**Exercise aim**
From the first line to the last, return the data exactly as written.

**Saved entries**

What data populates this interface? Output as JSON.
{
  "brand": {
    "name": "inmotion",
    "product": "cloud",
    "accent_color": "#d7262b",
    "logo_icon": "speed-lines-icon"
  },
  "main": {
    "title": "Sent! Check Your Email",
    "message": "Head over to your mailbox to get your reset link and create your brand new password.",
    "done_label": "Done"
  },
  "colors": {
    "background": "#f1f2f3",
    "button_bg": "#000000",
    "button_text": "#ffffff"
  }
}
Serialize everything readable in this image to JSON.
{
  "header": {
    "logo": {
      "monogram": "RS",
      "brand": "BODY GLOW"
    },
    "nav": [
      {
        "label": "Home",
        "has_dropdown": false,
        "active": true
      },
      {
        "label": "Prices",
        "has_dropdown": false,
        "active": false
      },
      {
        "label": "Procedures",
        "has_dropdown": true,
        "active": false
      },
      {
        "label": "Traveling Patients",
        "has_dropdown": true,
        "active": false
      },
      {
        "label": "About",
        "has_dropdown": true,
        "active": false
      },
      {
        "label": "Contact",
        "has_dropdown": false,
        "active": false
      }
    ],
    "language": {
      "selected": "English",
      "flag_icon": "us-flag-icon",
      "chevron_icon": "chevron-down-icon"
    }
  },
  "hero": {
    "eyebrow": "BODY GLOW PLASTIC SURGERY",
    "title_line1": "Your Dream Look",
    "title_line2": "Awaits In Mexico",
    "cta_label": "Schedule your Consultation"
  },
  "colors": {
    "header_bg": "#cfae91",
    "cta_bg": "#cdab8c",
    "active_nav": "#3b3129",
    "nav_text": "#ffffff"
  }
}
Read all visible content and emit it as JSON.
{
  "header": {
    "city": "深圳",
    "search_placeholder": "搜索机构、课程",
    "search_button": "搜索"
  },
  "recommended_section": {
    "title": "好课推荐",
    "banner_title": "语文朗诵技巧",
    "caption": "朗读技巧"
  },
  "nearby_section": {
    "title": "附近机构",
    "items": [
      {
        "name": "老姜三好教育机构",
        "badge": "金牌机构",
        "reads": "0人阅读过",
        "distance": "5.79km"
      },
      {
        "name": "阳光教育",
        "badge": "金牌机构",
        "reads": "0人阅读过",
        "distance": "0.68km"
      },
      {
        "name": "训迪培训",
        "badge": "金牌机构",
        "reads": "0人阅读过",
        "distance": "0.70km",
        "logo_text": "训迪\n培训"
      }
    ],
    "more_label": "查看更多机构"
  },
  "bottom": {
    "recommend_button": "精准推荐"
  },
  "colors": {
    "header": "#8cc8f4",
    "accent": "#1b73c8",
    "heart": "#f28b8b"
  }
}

**Exercise response**
What data populates this interface? Output as JSON.
{
  "brand": {
    "name": "inmotion",
    "product": "cloud",
    "accent_color": "#d7262b",
    "logo_icon": "speed-lines-icon"
  },
  "main": {
    "title": "Sent! Check Your Email",
    "message": "Head over to your mailbox to get your reset link and create your brand new password.",
    "done_label": "Done"
  },
  "colors": {
    "background": "#f1f2f3",
    "button_bg": "#000000",
    "button_text": "#ffffff"
  }
}
Serialize everything readable in this image to JSON.
{
  "header": {
    "logo": {
      "monogram": "RS",
      "brand": "BODY GLOW"
    },
    "nav": [
      {
        "label": "Home",
        "has_dropdown": false,
        "active": true
      },
      {
        "label": "Prices",
        "has_dropdown": false,
        "active": false
      },
      {
        "label": "Procedures",
        "has_dropdown": true,
        "active": false
      },
      {
        "label": "Traveling Patients",
        "has_dropdown": true,
        "active": false
      },
      {
        "label": "About",
        "has_dropdown": true,
        "active": false
      },
      {
        "label": "Contact",
        "has_dropdown": false,
        "active": false
      }
    ],
    "language": {
      "selected": "English",
      "flag_icon": "us-flag-icon",
      "chevron_icon": "chevron-down-icon"
    }
  },
  "hero": {
    "eyebrow": "BODY GLOW PLASTIC SURGERY",
    "title_line1": "Your Dream Look",
    "title_line2": "Awaits In Mexico",
    "cta_label": "Schedule your Consultation"
  },
  "colors": {
    "header_bg": "#cfae91",
    "cta_bg": "#cdab8c",
    "active_nav": "#3b3129",
    "nav_text": "#ffffff"
  }
}
Read all visible content and emit it as JSON.
{
  "header": {
    "city": "深圳",
    "search_placeholder": "搜索机构、课程",
    "search_button": "搜索"
  },
  "recommended_section": {
    "title": "好课推荐",
    "banner_title": "语文朗诵技巧",
    "caption": "朗读技巧"
  },
  "nearby_section": {
    "title": "附近机构",
    "items": [
      {
        "name": "老姜三好教育机构",
        "badge": "金牌机构",
        "reads": "0人阅读过",
        "distance": "5.79km"
      },
      {
        "name": "阳光教育",
        "badge": "金牌机构",
        "reads": "0人阅读过",
        "distance": "0.68km"
      },
      {
        "name": "训迪培训",
        "badge": "金牌机构",
        "reads": "0人阅读过",
        "distance": "0.70km",
        "logo_text": "训迪\n培训"
      }
    ],
    "more_label": "查看更多机构"
  },
  "bottom": {
    "recommend_button": "精准推荐"
  },
  "colors": {
    "header": "#8cc8f4",
    "accent": "#1b73c8",
    "heart": "#f28b8b"
  }
}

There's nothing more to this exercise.